▶ [WORK TASK]
Without altering anything, repeat each of the records.
*** Opening of DATA SECTION ***
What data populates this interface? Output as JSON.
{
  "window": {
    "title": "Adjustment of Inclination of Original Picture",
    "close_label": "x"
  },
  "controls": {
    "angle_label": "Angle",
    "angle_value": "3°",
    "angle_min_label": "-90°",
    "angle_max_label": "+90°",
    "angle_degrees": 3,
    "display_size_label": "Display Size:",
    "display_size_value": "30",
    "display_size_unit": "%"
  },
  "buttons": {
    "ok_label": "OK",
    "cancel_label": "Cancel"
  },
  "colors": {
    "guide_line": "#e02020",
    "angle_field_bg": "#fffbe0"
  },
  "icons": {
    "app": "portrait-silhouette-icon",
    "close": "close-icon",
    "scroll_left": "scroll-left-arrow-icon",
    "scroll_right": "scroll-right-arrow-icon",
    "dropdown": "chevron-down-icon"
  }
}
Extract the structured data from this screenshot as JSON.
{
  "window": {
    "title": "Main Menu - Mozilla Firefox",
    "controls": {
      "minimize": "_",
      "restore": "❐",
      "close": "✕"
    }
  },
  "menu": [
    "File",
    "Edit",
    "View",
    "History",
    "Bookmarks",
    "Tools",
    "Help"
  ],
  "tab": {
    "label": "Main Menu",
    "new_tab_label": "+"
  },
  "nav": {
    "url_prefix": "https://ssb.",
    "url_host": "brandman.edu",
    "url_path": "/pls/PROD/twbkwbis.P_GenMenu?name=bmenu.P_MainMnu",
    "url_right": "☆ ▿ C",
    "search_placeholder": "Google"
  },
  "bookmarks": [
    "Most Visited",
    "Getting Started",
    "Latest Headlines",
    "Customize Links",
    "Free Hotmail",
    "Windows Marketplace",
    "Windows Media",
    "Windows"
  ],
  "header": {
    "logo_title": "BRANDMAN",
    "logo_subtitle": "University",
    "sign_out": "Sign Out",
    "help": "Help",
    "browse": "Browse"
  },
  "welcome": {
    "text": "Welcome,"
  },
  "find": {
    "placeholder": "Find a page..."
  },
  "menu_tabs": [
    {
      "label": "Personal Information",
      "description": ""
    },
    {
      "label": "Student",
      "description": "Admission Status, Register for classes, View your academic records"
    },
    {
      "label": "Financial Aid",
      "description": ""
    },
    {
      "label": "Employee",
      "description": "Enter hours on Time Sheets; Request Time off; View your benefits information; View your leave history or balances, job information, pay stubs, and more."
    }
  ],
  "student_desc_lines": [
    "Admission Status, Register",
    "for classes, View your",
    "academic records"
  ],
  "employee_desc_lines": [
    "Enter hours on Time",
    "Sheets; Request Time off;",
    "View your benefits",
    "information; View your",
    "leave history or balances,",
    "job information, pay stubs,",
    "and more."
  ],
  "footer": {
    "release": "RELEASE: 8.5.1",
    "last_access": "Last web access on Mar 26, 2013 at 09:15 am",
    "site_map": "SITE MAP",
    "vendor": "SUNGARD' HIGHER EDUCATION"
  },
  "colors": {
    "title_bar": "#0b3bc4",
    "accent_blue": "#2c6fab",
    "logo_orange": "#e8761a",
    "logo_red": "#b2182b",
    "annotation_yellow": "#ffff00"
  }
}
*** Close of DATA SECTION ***
▶ [ANSWER]
What data populates this interface? Output as JSON.
{
  "window": {
    "title": "Adjustment of Inclination of Original Picture",
    "close_label": "x"
  },
  "controls": {
    "angle_label": "Angle",
    "angle_value": "3°",
    "angle_min_label": "-90°",
    "angle_max_label": "+90°",
    "angle_degrees": 3,
    "display_size_label": "Display Size:",
    "display_size_value": "30",
    "display_size_unit": "%"
  },
  "buttons": {
    "ok_label": "OK",
    "cancel_label": "Cancel"
  },
  "colors": {
    "guide_line": "#e02020",
    "angle_field_bg": "#fffbe0"
  },
  "icons": {
    "app": "portrait-silhouette-icon",
    "close": "close-icon",
    "scroll_left": "scroll-left-arrow-icon",
    "scroll_right": "scroll-right-arrow-icon",
    "dropdown": "chevron-down-icon"
  }
}
Extract the structured data from this screenshot as JSON.
{
  "window": {
    "title": "Main Menu - Mozilla Firefox",
    "controls": {
      "minimize": "_",
      "restore": "❐",
      "close": "✕"
    }
  },
  "menu": [
    "File",
    "Edit",
    "View",
    "History",
    "Bookmarks",
    "Tools",
    "Help"
  ],
  "tab": {
    "label": "Main Menu",
    "new_tab_label": "+"
  },
  "nav": {
    "url_prefix": "https://ssb.",
    "url_host": "brandman.edu",
    "url_path": "/pls/PROD/twbkwbis.P_GenMenu?name=bmenu.P_MainMnu",
    "url_right": "☆ ▿ C",
    "search_placeholder": "Google"
  },
  "bookmarks": [
    "Most Visited",
    "Getting Started",
    "Latest Headlines",
    "Customize Links",
    "Free Hotmail",
    "Windows Marketplace",
    "Windows Media",
    "Windows"
  ],
  "header": {
    "logo_title": "BRANDMAN",
    "logo_subtitle": "University",
    "sign_out": "Sign Out",
    "help": "Help",
    "browse": "Browse"
  },
  "welcome": {
    "text": "Welcome,"
  },
  "find": {
    "placeholder": "Find a page..."
  },
  "menu_tabs": [
    {
      "label": "Personal Information",
      "description": ""
    },
    {
      "label": "Student",
      "description": "Admission Status, Register for classes, View your academic records"
    },
    {
      "label": "Financial Aid",
      "description": ""
    },
    {
      "label": "Employee",
      "description": "Enter hours on Time Sheets; Request Time off; View your benefits information; View your leave history or balances, job information, pay stubs, and more."
    }
  ],
  "student_desc_lines": [
    "Admission Status, Register",
    "for classes, View your",
    "academic records"
  ],
  "employee_desc_lines": [
    "Enter hours on Time",
    "Sheets; Request Time off;",
    "View your benefits",
    "information; View your",
    "leave history or balances,",
    "job information, pay stubs,",
    "and more."
  ],
  "footer": {
    "release": "RELEASE: 8.5.1",
    "last_access": "Last web access on Mar 26, 2013 at 09:15 am",
    "site_map": "SITE MAP",
    "vendor": "SUNGARD' HIGHER EDUCATION"
  },
  "colors": {
    "title_bar": "#0b3bc4",
    "accent_blue": "#2c6fab",
    "logo_orange": "#e8761a",
    "logo_red": "#b2182b",
    "annotation_yellow": "#ffff00"
  }
}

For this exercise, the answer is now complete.